Political polling parses data according to broad demographic categories—by sex, age, education, race, religion. The polls have been run this way for years, which makes it easy to compare results from election to election. It doesn't matter that these demographic descriptions are only a faint approximation of how people define their lives and politics. This is the tool political reporters have, and so they use it. (What's the line about having a hammer makes everything look like nails?)
Marketing people tell me they use demographic data only when they can't get the good stuff—the polling that much more precisely identifies how people will buy (or vote) based on more detailed lifestyle preferences. But when they can't get the lifestyle data, then sometimes demographic data provides an approximation of what's really happening.
So it is with women, who over the past generation have become more likely to vote Democratic. The numbers go up and down with the dynamics of a particular campaign, but the trend is there. To stop with gender is to stop too soon.
Paul Ray and Sherry Ruth Anderson wrote
in 2000 based on polling they had conducted over the years. They identified a cultural shift taking place, a change in values. A growing number of people were more concerned with protecting the environment than with expanding the economy. Cultural creatives sought deep relationships and were rolling their own spiritual lives rather than turning religion over to the establishment church.

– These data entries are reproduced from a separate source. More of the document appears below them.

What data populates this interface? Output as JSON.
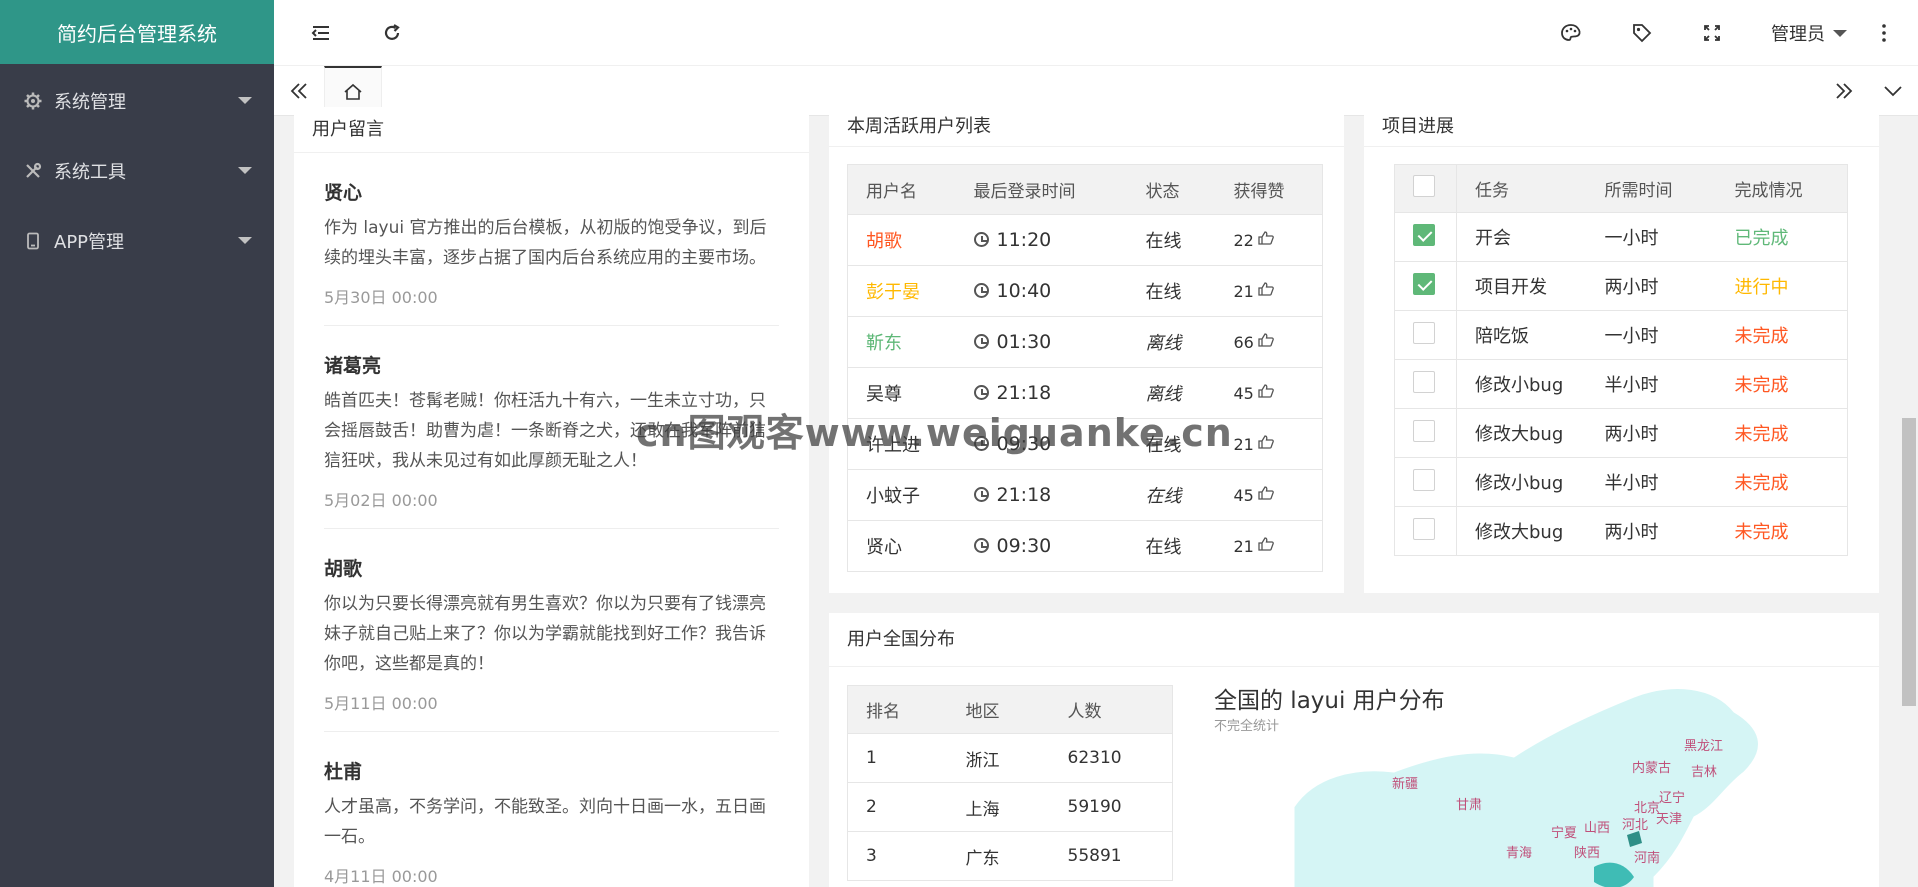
{
  "app": {
    "title": "简约后台管理系统"
  },
  "sidebar": {
    "items": [
      {
        "label": "系统管理",
        "icon": "gear-icon"
      },
      {
        "label": "系统工具",
        "icon": "tools-icon"
      },
      {
        "label": "APP管理",
        "icon": "mobile-icon"
      }
    ]
  },
  "topbar": {
    "admin_label": "管理员"
  },
  "messages": {
    "title": "用户留言",
    "items": [
      {
        "name": "贤心",
        "text": "作为 layui 官方推出的后台模板，从初版的饱受争议，到后续的埋头丰富，逐步占据了国内后台系统应用的主要市场。",
        "time": "5月30日 00:00"
      },
      {
        "name": "诸葛亮",
        "text": "皓首匹夫！苍髯老贼！你枉活九十有六，一生未立寸功，只会摇唇鼓舌！助曹为虐！一条断脊之犬，还敢在我军阵前狺狺狂吠，我从未见过有如此厚颜无耻之人！",
        "time": "5月02日 00:00"
      },
      {
        "name": "胡歌",
        "text": "你以为只要长得漂亮就有男生喜欢？你以为只要有了钱漂亮妹子就自己贴上来了？你以为学霸就能找到好工作？我告诉你吧，这些都是真的！",
        "time": "5月11日 00:00"
      },
      {
        "name": "杜甫",
        "text": "人才虽高，不务学问，不能致圣。刘向十日画一水，五日画一石。",
        "time": "4月11日 00:00"
      }
    ]
  },
  "active_users": {
    "title": "本周活跃用户列表",
    "headers": [
      "用户名",
      "最后登录时间",
      "状态",
      "获得赞"
    ],
    "rows": [
      {
        "name": "胡歌",
        "color": "#ff5722",
        "time": "11:20",
        "status": "在线",
        "italic": false,
        "likes": "22"
      },
      {
        "name": "彭于晏",
        "color": "#ffb800",
        "time": "10:40",
        "status": "在线",
        "italic": false,
        "likes": "21"
      },
      {
        "name": "靳东",
        "color": "#5fb878",
        "time": "01:30",
        "status": "离线",
        "italic": true,
        "likes": "66"
      },
      {
        "name": "吴尊",
        "color": "#333333",
        "time": "21:18",
        "status": "离线",
        "italic": true,
        "likes": "45"
      },
      {
        "name": "许上进",
        "color": "#333333",
        "time": "09:30",
        "status": "在线",
        "italic": false,
        "likes": "21"
      },
      {
        "name": "小蚊子",
        "color": "#333333",
        "time": "21:18",
        "status": "在线",
        "italic": true,
        "likes": "45"
      },
      {
        "name": "贤心",
        "color": "#333333",
        "time": "09:30",
        "status": "在线",
        "italic": false,
        "likes": "21"
      }
    ]
  },
  "progress": {
    "title": "项目进展",
    "headers": [
      "任务",
      "所需时间",
      "完成情况"
    ],
    "rows": [
      {
        "checked": true,
        "task": "开会",
        "time": "一小时",
        "status": "已完成",
        "color": "#5fb878"
      },
      {
        "checked": true,
        "task": "项目开发",
        "time": "两小时",
        "status": "进行中",
        "color": "#ffb800"
      },
      {
        "checked": false,
        "task": "陪吃饭",
        "time": "一小时",
        "status": "未完成",
        "color": "#ff5722"
      },
      {
        "checked": false,
        "task": "修改小bug",
        "time": "半小时",
        "status": "未完成",
        "color": "#ff5722"
      },
      {
        "checked": false,
        "task": "修改大bug",
        "time": "两小时",
        "status": "未完成",
        "color": "#ff5722"
      },
      {
        "checked": false,
        "task": "修改小bug",
        "time": "半小时",
        "status": "未完成",
        "color": "#ff5722"
      },
      {
        "checked": false,
        "task": "修改大bug",
        "time": "两小时",
        "status": "未完成",
        "color": "#ff5722"
      }
    ]
  },
  "distribution": {
    "title": "用户全国分布",
    "headers": [
      "排名",
      "地区",
      "人数"
    ],
    "rows": [
      {
        "rank": "1",
        "region": "浙江",
        "count": "62310"
      },
      {
        "rank": "2",
        "region": "上海",
        "count": "59190"
      },
      {
        "rank": "3",
        "region": "广东",
        "count": "55891"
      }
    ],
    "map_title": "全国的 layui 用户分布",
    "map_subtitle": "不完全统计",
    "provinces": [
      "黑龙江",
      "吉林",
      "辽宁",
      "内蒙古",
      "北京",
      "天津",
      "河北",
      "山西",
      "宁夏",
      "陕西",
      "新疆",
      "甘肃",
      "青海",
      "河南"
    ]
  },
  "watermark": "cn图观客www.weiguanke.cn"
}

Other researchers were finding the same trends. Daniel Yankelovich in the marketing world saw the ascendance of values over class, education, or work.
wrote about a "culture shift" from his perch at the University of Michigan. Ruy Teixeira and John Judis predicted a new Democratic majority coming out of the culture being created in the fast-growing tech cities.
What Ray and Anderson realized is that this culture shift was taking place faster among women than men. More women were interested in alternative religions, holistic medicines, individual rights, and environmental protection than men. When the two researchers counted up the core group of "cultural creatives," they found that two-thirds were women.
More single women are Democrats because more single women are cultural creatives. "It's not 'the demographics,' " Ray and Anderson wrote. Sure, it's simple to separate people by gender, education, income, and the color of their collars, they wrote, but "those conventional categories show only a thin slice of people's lives." To understand why people act and vote the way they do, you had to find their values.
So, where are all the good men? Demographically, of course, there are just as many men as there have ever been. But when Ray and Anderson examine values, not demography, they find a serious shortage of culturally creative men. "The bad news (for women) is that there aren't enough men to go around," Ray and Anderson write. There are lots of women looking for a new kind of relationship and too many men dropping out of college, watching mixed-martial-arts matches on television, and voting Republican.